The primary objectives of the Assembly will be to reinforce the social and labour dimension of environmental protection, to identify trade union objectives on environmental issues such as climate change, energy, chemicals, health, water, enterprise social responsibility, and to identify requisites for change such as in patterns of production and consumption and guarantee just transition measures, and to agree on recommendations to governments for taking into account trade union perspectives on environment and sustainable development.
The Assembly will debate and make recommendations on those environmentally related labour issues, including Trade Unions and worker participation in international environmental governance.
UNEP is happy to note that you have already agreed to launch your “Workers’ Initiatives for a Lasting Legacy” (WILL) at this landmark date of January 2006. This will serve as a “Common Trade Union framework for workers’ action for the environment and sustainable development” and we surely see this as the beginning of a new process for rapid change. UNEP fully supports this initiative and encourages trade unions to become involved with other stakeholders in such voluntary initiatives.
UNEP will look forward to this partnership on how we can, in concrete terms, assist trade unions in replicating the successful case studies scheduled to be presented at the Assembly.
UNEP will also be looking to other areas of mutual self interest including training and educating on the latest developments in international environmental law in areas such as the newly adopted chemicals treaties, for example the Persistent Organic Pollutant or Stockholm Convention.
We also hope to formalize this partnership through a publication around the Trade Union agenda towards sustainable industrial development for the next decade.
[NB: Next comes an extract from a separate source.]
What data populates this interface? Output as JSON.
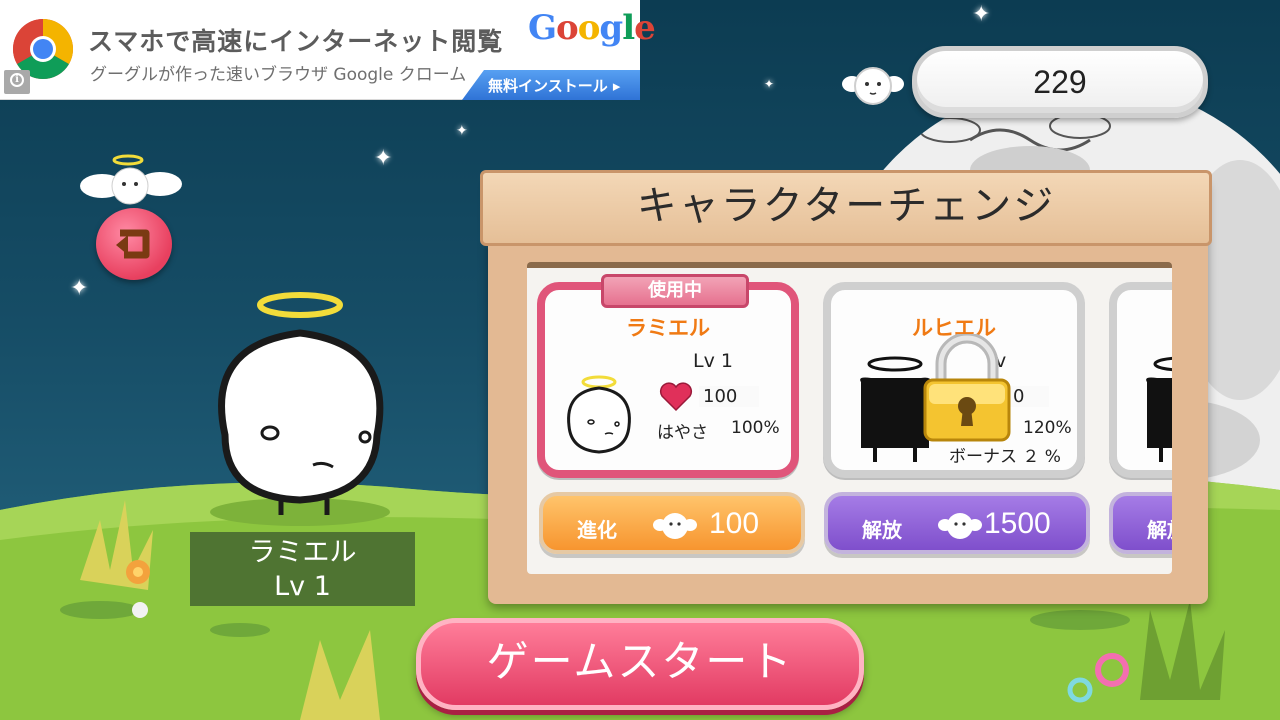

In 2002 in Johannesburg, it was agreed that 10-year Action Programmes on sustainable production and consumption patterns should be developed. Given your role in the work- and production-place, no one is better placed than you to promote sustainable production and consumption. From where you stand, from where you work and you act, you can really make a difference if you are ready for it.
In 2005 also, the United Nations inaugurated the UN Decade on Education for Sustainable Development. With your role at the workplace, UNEP believes that you can make a huge difference to the success of the UN decade.
I wish to express UNEP's gratitude to ILO and WHO, our partners in this initiative, and the Global Compact for supporting this event. I would like to thank again the SustainLabour Foundation and the Varda Group for their co-operation in convening this event.
I wish you very successful debates. Thank you.